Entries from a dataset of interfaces

-=-=-

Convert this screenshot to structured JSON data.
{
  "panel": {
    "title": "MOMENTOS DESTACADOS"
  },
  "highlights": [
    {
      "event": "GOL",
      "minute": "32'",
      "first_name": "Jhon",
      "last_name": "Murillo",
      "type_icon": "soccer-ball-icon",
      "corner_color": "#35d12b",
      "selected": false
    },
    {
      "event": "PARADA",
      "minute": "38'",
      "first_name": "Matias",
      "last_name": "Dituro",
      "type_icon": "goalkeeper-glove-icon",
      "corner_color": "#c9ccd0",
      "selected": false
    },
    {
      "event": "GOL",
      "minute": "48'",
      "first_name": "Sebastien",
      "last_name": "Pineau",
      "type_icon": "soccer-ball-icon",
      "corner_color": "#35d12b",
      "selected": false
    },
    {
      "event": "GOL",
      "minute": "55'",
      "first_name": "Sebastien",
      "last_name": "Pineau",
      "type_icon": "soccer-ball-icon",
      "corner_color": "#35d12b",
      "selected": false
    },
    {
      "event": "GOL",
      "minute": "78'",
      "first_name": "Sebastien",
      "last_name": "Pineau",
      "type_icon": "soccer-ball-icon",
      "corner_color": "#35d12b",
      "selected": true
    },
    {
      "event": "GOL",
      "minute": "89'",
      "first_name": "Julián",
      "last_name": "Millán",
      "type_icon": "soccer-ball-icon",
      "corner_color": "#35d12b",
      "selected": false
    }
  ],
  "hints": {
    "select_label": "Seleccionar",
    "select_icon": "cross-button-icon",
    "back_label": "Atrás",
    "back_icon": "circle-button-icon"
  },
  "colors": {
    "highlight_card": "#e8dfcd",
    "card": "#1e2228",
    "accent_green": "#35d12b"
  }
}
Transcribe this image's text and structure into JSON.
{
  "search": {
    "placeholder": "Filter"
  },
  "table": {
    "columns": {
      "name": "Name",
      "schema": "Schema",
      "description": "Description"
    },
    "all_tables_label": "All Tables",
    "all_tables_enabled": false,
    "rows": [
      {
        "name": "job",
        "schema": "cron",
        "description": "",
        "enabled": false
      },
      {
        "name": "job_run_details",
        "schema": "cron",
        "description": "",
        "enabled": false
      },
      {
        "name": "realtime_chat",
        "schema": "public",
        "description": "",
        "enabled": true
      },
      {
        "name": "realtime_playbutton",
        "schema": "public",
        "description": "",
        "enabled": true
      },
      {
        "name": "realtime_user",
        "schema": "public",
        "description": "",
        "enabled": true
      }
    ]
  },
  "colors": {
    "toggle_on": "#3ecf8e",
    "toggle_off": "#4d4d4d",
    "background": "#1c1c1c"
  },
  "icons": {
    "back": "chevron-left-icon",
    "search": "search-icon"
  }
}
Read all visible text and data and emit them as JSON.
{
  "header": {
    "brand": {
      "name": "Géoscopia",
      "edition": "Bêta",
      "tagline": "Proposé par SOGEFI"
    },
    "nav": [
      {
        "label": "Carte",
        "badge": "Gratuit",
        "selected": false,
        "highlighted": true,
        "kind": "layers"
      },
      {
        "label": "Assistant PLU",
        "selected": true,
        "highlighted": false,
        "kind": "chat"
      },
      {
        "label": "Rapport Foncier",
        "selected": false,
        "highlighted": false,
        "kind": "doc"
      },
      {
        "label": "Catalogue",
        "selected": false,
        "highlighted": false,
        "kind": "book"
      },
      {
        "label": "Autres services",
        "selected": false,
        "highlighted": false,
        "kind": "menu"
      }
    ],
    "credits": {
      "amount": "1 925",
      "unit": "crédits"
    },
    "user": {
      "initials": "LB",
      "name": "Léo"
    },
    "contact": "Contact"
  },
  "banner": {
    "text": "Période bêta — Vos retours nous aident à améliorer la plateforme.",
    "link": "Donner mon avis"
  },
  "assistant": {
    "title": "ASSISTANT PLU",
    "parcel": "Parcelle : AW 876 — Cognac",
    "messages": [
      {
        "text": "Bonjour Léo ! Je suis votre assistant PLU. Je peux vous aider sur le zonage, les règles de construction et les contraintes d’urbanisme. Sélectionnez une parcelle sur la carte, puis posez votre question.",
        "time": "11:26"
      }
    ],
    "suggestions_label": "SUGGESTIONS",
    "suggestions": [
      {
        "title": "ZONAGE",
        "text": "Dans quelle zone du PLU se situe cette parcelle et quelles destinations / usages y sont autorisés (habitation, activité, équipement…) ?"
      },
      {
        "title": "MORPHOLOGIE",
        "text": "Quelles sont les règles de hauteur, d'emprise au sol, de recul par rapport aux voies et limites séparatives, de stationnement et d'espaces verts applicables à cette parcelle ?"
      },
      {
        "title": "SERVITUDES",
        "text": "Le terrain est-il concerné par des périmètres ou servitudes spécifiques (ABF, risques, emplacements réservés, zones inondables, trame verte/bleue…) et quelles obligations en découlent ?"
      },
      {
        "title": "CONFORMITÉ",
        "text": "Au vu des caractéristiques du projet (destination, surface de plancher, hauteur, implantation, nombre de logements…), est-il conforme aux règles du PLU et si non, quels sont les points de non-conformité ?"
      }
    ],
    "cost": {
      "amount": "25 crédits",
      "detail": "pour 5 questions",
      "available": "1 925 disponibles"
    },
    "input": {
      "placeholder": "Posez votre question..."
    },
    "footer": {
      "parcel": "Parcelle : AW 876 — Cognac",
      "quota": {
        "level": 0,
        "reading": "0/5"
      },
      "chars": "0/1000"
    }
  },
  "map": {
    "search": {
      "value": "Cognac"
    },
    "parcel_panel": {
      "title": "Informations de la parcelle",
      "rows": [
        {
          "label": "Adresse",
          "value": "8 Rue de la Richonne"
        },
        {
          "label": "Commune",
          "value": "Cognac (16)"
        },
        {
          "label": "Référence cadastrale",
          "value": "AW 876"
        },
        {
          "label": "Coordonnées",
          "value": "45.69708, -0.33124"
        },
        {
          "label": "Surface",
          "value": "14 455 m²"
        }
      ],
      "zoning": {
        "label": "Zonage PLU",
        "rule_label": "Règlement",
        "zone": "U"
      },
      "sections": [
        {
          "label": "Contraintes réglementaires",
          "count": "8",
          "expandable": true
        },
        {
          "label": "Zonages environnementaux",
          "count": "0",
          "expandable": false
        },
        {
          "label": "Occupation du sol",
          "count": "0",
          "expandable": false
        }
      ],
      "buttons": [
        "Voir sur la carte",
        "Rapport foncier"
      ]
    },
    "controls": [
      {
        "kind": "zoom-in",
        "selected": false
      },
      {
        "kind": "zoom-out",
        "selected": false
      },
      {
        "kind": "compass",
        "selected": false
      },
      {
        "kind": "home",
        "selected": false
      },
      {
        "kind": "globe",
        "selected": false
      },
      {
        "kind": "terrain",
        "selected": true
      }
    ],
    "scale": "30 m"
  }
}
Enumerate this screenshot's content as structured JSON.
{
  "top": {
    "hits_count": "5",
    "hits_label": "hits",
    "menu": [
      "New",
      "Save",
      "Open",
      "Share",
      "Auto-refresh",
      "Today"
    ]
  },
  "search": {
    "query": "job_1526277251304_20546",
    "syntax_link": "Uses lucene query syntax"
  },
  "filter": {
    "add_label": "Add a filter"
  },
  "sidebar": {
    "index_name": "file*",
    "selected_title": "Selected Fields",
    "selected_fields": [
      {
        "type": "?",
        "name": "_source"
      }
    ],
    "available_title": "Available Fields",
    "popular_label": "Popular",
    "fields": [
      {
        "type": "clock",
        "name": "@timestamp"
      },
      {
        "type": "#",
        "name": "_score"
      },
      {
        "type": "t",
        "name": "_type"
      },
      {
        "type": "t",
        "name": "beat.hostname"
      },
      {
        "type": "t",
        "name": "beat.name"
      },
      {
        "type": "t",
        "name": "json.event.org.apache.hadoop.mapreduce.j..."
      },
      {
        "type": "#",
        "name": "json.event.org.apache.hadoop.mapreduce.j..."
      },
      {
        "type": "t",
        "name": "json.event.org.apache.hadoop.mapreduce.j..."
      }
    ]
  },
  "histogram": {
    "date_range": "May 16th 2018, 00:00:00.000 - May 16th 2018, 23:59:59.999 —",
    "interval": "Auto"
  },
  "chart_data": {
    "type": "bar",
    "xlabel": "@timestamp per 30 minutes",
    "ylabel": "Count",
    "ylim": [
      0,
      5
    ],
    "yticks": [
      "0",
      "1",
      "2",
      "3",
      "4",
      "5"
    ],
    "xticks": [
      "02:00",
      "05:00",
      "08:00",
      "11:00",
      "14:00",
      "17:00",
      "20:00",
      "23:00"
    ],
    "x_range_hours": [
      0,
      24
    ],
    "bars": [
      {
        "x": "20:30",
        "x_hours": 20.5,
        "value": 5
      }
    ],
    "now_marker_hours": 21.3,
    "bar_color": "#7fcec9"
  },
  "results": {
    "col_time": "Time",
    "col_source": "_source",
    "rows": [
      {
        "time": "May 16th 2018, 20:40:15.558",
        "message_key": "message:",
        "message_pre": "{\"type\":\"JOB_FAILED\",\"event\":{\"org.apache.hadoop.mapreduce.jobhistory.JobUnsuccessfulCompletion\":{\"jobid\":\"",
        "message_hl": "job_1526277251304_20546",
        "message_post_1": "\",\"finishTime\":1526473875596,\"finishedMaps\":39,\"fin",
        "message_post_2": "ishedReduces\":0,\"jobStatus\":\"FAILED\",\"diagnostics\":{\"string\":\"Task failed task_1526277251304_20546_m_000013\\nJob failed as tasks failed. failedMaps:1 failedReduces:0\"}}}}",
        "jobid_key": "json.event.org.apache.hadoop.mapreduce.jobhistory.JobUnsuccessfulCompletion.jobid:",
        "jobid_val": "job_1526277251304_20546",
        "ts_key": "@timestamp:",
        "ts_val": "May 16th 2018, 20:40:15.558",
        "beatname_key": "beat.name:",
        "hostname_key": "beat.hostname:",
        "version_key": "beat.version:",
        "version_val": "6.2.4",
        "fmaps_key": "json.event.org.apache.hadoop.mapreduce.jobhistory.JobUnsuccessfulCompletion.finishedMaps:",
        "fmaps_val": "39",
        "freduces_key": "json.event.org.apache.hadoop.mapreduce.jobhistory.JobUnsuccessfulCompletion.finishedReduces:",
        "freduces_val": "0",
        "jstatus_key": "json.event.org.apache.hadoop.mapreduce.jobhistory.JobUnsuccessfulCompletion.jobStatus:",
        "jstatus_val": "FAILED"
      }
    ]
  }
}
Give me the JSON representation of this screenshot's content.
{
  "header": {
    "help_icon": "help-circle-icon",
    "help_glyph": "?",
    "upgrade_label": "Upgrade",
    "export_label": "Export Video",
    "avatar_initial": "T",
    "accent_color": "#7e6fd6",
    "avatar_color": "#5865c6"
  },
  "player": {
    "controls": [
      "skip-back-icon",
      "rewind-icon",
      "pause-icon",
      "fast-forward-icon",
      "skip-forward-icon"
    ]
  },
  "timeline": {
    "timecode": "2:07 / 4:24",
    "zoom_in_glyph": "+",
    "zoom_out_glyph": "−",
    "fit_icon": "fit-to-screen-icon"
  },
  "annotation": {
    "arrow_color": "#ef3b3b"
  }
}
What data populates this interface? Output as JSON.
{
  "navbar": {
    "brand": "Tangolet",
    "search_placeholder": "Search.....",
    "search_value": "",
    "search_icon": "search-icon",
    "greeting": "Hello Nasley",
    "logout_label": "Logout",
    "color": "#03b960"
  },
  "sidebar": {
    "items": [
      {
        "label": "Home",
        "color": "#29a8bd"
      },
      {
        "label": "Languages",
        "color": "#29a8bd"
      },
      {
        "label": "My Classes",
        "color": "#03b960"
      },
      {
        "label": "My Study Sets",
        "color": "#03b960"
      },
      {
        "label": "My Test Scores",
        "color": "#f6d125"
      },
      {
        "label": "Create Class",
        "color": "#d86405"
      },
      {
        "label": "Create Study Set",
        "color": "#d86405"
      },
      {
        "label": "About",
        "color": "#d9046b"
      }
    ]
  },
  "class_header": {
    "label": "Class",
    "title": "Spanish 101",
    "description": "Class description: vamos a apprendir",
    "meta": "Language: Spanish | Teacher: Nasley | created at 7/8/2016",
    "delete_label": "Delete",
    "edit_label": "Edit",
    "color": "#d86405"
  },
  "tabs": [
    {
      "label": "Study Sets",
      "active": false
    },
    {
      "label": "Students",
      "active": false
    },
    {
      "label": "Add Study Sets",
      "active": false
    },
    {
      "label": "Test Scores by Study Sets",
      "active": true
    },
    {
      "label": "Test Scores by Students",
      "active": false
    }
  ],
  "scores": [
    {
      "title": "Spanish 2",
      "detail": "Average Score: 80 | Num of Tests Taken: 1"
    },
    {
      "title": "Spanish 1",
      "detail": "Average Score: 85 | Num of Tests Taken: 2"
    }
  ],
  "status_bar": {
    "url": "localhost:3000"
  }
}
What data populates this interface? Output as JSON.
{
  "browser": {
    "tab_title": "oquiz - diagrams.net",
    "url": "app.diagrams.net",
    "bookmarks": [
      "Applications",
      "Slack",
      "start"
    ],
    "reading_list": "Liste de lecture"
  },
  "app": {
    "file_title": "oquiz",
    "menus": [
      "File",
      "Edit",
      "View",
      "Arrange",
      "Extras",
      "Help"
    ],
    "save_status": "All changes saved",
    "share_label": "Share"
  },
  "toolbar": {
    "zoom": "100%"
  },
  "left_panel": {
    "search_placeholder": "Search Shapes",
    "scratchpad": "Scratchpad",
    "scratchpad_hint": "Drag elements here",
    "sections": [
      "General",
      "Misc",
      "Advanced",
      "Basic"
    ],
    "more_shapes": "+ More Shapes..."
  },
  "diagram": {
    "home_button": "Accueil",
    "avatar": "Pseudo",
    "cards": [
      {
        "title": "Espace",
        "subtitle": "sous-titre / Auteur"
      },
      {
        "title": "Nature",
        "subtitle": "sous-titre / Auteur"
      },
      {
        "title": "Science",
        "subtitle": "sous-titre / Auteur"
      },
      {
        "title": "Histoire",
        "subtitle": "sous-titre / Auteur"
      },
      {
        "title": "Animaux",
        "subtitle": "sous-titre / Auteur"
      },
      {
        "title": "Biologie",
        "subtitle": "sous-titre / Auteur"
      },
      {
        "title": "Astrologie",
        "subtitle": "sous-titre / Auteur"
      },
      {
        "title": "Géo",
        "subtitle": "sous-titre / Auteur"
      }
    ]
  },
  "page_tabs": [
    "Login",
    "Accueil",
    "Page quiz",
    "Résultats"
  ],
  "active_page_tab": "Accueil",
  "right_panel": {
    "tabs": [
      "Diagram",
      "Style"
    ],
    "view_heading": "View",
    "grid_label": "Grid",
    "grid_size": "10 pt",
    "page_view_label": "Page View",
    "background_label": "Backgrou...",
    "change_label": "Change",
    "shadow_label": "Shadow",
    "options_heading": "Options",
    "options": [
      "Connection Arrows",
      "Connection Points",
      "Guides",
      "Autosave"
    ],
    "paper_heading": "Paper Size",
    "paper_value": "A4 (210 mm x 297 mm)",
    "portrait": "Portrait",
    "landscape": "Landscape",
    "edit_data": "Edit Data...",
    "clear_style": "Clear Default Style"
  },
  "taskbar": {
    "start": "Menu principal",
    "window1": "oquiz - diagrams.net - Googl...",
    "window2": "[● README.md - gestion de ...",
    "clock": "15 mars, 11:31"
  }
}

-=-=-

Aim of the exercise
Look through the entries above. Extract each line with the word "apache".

Task response
        "name": "json.event.org.apache.hadoop.mapreduce.j..."
        "name": "json.event.org.apache.hadoop.mapreduce.j..."
        "name": "json.event.org.apache.hadoop.mapreduce.j..."
        "message_pre": "{\"type\":\"JOB_FAILED\",\"event\":{\"org.apache.hadoop.mapreduce.jobhistory.JobUnsuccessfulCompletion\":{\"jobid\":\"",
        "jobid_key": "json.event.org.apache.hadoop.mapreduce.jobhistory.JobUnsuccessfulCompletion.jobid:",
        "fmaps_key": "json.event.org.apache.hadoop.mapreduce.jobhistory.JobUnsuccessfulCompletion.finishedMaps:",
        "freduces_key": "json.event.org.apache.hadoop.mapreduce.jobhistory.JobUnsuccessfulCompletion.finishedReduces:",
        "jstatus_key": "json.event.org.apache.hadoop.mapreduce.jobhistory.JobUnsuccessfulCompletion.jobStatus:",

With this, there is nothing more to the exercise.